Those of you who do follow this blog may have noticed a change in its format. You are correct. The format HAS changed. I did this in response to my blog having issues with the interactivity disappearing and re-appearing at will. Nothing I did caused it and it was intermittent. I was frustrated. So I can only imagine what it was like on the reader side. Now people should find it easier to comment and otherwise send me an electronic raspberry if you don’t like what I posted, either verbal or visual.
As anyone who has troubleshot a computer or a program knows, an intermittent problem is the worse kind to find and fix. So I opted to not try and to throw in the towel. I have other things on the burner that are for me more important. I have actually traded in a car rather than try and find a computer/electrical problem in an otherwise just fine car. Life is too short to be frustrated. (And I paint???)
On the painting side, I find I am that way about my problem paintings en plein air too. I will take them in the house, especially if something is hiding about the edges of my consciousness, telling me something needs fixed. Especially if I do not know what the heck that thing is that needs fixing. I live with them a while until the goblin pops out at me. And I do know that goblins were for last month, but they hang around here some times, way beyond their welcome date.
6x5 oil linen on board
That was the case with this little painting. I did it a few weeks ago and something really bothered me about it. So it sat in the living room, a 6x6 itch I couldn’t figure out how to scratch. Every time I turned on the TV, sat down with a cup of coffee, tried to catch up on my phone missives, there it sat, staring back at me.
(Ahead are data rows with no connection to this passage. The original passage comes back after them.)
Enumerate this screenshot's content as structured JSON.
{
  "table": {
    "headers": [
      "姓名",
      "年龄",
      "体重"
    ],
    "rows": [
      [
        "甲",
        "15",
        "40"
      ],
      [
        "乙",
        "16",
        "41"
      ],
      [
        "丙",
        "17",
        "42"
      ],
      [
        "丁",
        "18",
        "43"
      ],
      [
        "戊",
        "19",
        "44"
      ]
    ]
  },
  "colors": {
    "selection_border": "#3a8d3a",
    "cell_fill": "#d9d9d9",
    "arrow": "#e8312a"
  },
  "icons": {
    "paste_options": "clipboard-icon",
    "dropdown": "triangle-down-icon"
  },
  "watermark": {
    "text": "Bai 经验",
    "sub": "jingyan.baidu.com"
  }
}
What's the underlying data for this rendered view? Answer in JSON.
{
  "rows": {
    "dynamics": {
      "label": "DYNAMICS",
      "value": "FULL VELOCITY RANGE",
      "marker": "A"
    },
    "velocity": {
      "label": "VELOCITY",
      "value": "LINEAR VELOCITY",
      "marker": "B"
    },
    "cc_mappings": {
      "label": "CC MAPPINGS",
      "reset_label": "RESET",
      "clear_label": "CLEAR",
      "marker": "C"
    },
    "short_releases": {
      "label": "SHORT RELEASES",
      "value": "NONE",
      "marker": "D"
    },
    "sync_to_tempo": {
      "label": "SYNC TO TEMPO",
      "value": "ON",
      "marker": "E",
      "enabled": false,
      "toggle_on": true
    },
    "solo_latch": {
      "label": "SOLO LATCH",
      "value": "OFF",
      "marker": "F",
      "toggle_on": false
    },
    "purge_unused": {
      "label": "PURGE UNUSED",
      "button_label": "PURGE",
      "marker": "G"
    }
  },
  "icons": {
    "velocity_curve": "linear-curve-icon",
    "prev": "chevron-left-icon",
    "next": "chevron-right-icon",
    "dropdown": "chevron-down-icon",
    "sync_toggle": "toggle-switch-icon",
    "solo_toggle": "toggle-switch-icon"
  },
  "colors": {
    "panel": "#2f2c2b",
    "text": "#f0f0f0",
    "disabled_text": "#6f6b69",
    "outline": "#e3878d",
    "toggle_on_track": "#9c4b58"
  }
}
When I read something said by Harley Brown, in a recent interview, the light went on. Harley said (not quoting here) that you should never put the same amount of detail in the background as in the foreground. Imagine that simple a solution! I had gotten to the point where I knew that it was the background that haunted me. I had painted this tiny thing with smaller brushes. I should have kept the bigger ones handy. Once I simplified the background, a few judicious lights were added and suddenly it bordered on the acceptable. Don’t get me wrong – it’s still in the living room. Is it a still plein air? You betcha. I figure it only needed about 5-10% modifications, so according to my criteria, it’s still a plein air. But those pesky goblins are gone for a bit. They were probably afraid I’d mistake them for the turkey.
·“The painting is finished before the artist knows it is.”
To learn about a plein air competition for the benefit of the Wounded Warrior Project, and to win cash prizes and a chance for a two person show, click here and go to Downloads.